*TRY IT*.
Every line that contains "JSON" must be located and copied from the data.
=== PROVIDED RECORDS ===
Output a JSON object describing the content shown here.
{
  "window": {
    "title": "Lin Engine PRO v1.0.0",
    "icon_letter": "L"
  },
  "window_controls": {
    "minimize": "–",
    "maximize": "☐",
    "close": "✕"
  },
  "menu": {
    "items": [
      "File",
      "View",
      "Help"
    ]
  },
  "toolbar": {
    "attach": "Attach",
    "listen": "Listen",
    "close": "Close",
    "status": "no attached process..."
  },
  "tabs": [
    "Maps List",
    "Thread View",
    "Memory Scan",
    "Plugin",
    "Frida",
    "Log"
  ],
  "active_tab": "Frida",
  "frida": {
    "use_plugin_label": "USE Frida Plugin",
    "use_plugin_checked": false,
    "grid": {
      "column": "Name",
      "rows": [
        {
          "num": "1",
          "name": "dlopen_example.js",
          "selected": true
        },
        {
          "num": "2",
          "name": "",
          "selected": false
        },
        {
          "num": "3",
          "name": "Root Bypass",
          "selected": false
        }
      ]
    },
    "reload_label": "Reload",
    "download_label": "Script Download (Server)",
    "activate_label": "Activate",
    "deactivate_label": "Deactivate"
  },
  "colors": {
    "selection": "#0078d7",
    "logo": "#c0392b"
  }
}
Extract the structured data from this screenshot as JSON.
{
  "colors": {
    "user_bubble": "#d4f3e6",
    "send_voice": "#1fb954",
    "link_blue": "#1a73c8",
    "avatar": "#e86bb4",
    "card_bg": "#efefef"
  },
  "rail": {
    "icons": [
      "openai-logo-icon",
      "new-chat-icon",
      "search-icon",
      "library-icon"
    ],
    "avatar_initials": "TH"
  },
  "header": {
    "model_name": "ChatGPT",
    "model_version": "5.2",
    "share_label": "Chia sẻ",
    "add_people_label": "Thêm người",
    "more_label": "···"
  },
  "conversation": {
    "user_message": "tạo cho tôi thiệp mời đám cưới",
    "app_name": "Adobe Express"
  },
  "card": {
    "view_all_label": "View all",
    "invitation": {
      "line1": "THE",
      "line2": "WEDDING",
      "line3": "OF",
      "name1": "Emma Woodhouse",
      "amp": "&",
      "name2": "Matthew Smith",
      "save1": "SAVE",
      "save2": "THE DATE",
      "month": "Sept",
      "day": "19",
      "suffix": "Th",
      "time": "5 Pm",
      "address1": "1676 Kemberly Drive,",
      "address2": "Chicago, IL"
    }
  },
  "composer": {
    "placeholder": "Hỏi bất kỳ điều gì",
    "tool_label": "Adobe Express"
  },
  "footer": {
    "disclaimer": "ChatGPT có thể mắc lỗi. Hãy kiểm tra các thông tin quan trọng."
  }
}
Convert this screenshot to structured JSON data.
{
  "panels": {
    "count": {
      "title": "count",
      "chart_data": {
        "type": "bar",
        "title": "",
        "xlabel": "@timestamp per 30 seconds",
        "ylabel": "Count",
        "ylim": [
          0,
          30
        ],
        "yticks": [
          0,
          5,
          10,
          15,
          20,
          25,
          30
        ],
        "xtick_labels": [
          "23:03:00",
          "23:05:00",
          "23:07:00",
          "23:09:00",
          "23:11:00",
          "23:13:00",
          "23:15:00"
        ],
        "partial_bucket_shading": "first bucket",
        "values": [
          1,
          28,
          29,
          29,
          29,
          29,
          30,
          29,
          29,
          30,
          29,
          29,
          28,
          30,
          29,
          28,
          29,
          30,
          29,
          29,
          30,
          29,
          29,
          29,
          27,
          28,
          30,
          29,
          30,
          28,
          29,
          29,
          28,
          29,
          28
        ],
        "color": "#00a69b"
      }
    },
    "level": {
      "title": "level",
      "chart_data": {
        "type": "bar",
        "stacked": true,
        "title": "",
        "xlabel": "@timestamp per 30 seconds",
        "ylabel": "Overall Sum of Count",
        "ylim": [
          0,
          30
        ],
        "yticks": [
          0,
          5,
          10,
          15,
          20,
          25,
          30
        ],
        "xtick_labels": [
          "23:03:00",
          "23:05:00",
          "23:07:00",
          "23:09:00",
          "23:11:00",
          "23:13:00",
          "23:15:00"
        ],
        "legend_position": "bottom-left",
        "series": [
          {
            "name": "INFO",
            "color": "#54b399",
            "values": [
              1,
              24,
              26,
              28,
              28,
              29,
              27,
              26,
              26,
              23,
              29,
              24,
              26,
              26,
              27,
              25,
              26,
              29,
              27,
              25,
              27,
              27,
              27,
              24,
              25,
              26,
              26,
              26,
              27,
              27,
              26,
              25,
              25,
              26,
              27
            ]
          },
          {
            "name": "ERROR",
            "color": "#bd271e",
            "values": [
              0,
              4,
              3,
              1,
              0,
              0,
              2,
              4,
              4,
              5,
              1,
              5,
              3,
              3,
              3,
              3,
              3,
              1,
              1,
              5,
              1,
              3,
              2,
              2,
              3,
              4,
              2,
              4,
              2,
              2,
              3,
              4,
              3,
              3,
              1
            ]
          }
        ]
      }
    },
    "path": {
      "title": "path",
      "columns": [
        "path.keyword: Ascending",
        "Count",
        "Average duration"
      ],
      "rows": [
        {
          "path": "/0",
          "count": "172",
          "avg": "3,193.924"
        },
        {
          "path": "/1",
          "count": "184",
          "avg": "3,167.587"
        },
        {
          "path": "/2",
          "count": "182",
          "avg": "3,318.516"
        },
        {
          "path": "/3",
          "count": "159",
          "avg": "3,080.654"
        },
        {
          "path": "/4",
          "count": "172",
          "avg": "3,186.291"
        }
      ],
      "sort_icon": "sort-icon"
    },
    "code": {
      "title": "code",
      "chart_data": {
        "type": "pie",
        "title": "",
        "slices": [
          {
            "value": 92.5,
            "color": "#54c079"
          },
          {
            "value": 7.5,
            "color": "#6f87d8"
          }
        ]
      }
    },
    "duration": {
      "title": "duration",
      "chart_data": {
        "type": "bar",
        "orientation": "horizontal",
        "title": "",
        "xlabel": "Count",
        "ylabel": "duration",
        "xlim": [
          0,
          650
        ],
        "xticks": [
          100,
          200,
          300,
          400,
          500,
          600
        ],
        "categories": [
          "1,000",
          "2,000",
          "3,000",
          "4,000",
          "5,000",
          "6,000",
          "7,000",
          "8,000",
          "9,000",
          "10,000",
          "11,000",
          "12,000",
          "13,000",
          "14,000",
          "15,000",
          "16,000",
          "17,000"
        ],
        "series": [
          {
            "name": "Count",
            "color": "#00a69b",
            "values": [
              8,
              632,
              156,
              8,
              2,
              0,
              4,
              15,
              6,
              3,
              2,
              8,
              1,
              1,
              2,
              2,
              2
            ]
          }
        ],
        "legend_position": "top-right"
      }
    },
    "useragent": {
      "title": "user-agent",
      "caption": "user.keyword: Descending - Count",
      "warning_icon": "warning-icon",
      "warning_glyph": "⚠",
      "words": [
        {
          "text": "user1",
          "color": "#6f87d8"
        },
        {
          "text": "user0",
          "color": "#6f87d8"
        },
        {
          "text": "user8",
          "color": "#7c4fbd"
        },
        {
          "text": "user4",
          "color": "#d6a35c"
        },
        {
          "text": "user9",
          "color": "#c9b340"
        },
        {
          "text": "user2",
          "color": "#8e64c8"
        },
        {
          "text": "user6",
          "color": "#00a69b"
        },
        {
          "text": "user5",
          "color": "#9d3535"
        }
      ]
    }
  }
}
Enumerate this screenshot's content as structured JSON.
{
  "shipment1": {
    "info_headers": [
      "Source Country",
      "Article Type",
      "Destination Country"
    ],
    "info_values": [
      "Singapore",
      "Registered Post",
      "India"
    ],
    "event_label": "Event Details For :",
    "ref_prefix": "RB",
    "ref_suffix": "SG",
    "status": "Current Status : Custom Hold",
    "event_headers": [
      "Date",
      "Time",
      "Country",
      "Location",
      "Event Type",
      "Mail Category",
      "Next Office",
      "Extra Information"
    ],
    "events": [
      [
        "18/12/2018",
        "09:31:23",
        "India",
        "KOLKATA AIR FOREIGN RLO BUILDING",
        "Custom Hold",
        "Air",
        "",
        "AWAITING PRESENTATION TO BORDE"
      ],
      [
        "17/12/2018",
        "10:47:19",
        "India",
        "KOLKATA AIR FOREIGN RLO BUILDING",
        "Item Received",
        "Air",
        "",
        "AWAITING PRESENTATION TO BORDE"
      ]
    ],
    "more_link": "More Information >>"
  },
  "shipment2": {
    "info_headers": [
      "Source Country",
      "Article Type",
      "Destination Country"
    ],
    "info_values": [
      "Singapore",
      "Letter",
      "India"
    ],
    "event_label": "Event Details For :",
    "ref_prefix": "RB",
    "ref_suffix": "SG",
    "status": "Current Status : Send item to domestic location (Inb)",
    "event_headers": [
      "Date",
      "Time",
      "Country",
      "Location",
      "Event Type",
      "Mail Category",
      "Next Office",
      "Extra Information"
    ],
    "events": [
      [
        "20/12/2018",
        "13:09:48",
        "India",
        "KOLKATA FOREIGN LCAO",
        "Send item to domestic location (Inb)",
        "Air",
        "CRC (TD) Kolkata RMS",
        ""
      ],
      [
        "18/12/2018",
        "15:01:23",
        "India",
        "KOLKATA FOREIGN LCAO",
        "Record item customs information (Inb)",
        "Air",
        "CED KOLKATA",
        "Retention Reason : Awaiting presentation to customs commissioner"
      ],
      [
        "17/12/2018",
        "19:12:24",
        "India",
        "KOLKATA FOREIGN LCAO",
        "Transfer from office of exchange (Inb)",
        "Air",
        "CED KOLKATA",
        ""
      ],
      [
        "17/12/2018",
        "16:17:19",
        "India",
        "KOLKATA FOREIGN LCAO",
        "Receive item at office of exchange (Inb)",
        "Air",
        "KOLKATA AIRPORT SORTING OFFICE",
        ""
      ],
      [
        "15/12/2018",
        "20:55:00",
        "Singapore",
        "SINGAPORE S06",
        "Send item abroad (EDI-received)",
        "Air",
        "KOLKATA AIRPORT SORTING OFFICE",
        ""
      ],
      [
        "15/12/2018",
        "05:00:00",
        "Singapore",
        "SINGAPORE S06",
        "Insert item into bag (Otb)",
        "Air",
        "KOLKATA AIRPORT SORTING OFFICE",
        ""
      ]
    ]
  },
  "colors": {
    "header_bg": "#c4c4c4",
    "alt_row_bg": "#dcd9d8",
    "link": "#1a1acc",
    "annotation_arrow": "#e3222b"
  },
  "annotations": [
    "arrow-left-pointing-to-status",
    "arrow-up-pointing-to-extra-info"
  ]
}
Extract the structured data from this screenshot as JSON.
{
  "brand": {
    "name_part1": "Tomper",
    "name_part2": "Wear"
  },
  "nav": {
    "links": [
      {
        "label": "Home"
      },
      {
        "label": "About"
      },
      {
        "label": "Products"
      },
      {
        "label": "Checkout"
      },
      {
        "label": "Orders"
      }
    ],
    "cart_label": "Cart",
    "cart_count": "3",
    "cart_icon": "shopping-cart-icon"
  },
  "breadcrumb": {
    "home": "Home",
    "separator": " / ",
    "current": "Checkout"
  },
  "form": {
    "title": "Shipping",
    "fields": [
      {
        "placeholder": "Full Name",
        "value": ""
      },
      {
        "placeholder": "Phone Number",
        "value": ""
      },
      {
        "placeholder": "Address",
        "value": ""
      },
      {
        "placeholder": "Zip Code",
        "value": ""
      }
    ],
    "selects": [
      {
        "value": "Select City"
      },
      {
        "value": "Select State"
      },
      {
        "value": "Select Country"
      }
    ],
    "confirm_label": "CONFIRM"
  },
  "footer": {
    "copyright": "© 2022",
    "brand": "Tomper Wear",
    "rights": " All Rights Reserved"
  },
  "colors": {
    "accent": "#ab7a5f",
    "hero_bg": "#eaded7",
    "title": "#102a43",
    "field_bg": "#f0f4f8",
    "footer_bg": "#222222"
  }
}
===
*ANSWER SECTION*.
Output a JSON object describing the content shown here.
Extract the structured data from this screenshot as JSON.
Convert this screenshot to structured JSON data.
Enumerate this screenshot's content as structured JSON.
Extract the structured data from this screenshot as JSON.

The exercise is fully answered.